By not switching buffers, OpenGL will still "see" the purple colors, but the screen will still be displaying the first image. Usually, this method is slower than ray picking, but it's more optimal for the interaction system I'm using, as it allows me to better encode information with the user's selection. The third image shows the molecule with the selected atom highlighted. This color picking method is also more robust, as it allows me to conditionally select atoms that are behind other atoms, or conditionally select atoms in a specific functional group.

Pictured below is an example of one of the utilities that Molecular has. By selecting 3 atoms, the user can easily see the angle created by the atoms. The order of selection is important, and the second selected atom will make the vertex of the angle. Because of this, the user can potentially take any 3 atoms and fully define every angle of the triangle formed by them. Currently, this calculation is accurate for any bond type except one with lone pairs. In the future, I would like to update the calculations to account for the electron repulsive force caused by lone pairs.

Benzene Angle
Methane Angle
CF6 Angle
H2O Angle
BF3 Angle

Another aspect of Molecular is the ability to do computation chemistry calculations. Computational chemistry uses highly specific and complex mathematical models and systems to predict certain aspects of molecules. I've implemented a few, such as Hartree-Fock (HF) energy convergence.

The HF method is a way to approximate the wave function and energy of a quantum many-body system in a stationary state. Molecular uses this method to calculate the electron density, minimum energy, and total energy of binary systems. The following images are examples where I used the HF method to calculate these values for a hydrogen-hydrogen binary system. I initially implemented these functions using MATLAB, but then converted them to Java to easily integrate them in this project.

Unfortunately, the Java versions are much slower due to MATLAB's JIT compiler and optimized math constructs, but MATLAB is unfortunately not free. In the future, I know that there are some Java-MATLAB integration libraries that I could use to speed up the calculations, and this would let me use the HF method for larger systems.

One of the main goals of Molecular is to let users build a system, then use energy minimization methods (such as HF) to converge the system to the most accurate physical model.
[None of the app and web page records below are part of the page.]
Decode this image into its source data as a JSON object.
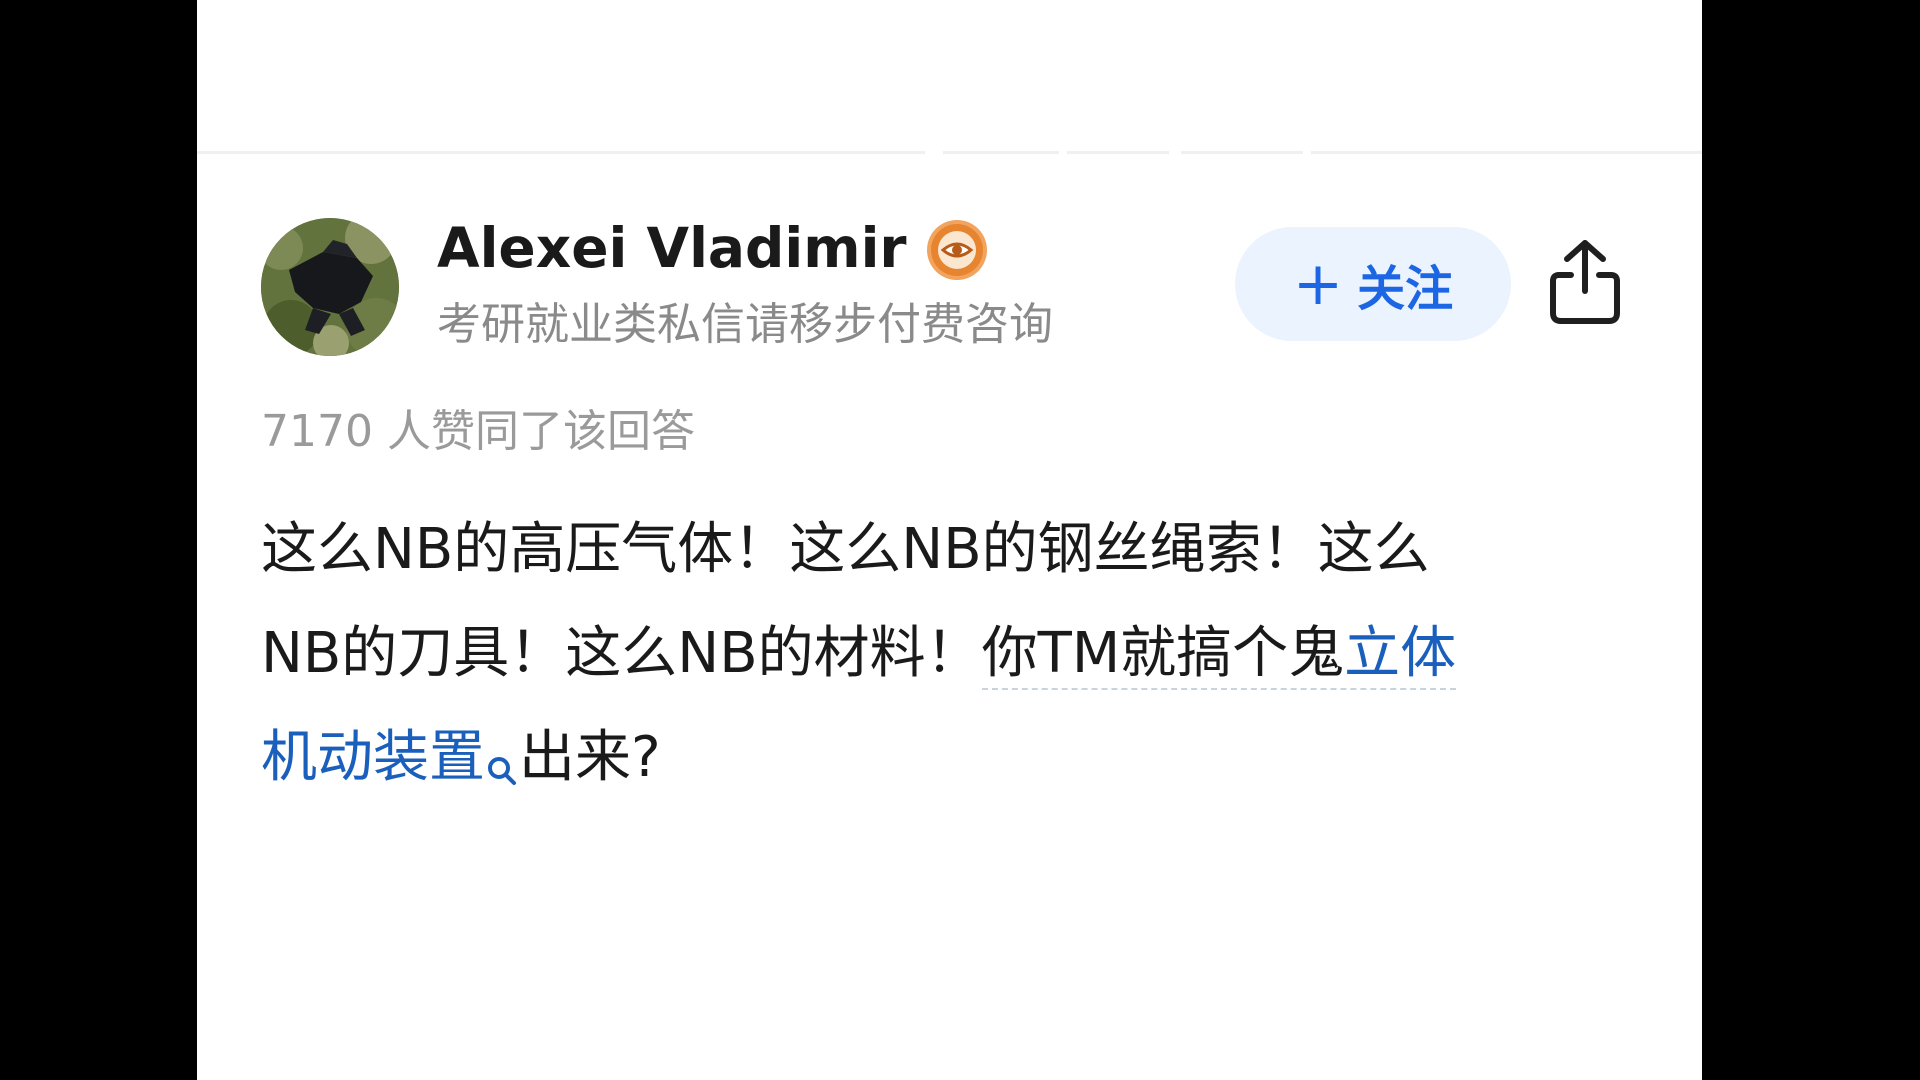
{
  "author": {
    "name": "Alexei Vladimir",
    "bio": "考研就业类私信请移步付费咨询",
    "badge_icon": "eye-badge-icon"
  },
  "actions": {
    "follow_plus": "+",
    "follow_label": "关注",
    "share_icon": "share-icon"
  },
  "votes": {
    "text": "7170 人赞同了该回答"
  },
  "answer": {
    "line1": "这么NB的高压气体！这么NB的钢丝绳索！这么",
    "line2_a": "NB的刀具！这么NB的材料！",
    "line2_b": "你TM就搞个鬼",
    "line2_link": "立体",
    "line3_link": "机动装置",
    "line3_rest": "出来?"
  },
  "colors": {
    "link": "#1b5fbd",
    "follow_bg": "#ebf3fe",
    "follow_text": "#1d66e3",
    "badge": "#e88a3c"
  }
}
Electron Density
Minimum Energy Convergence
H-H Bond Length

I built this project in Java with LWJGL 3 and GLSL, and developed it in Intellij. You can view the public portion of the codebase on my GitHub.

Molecular image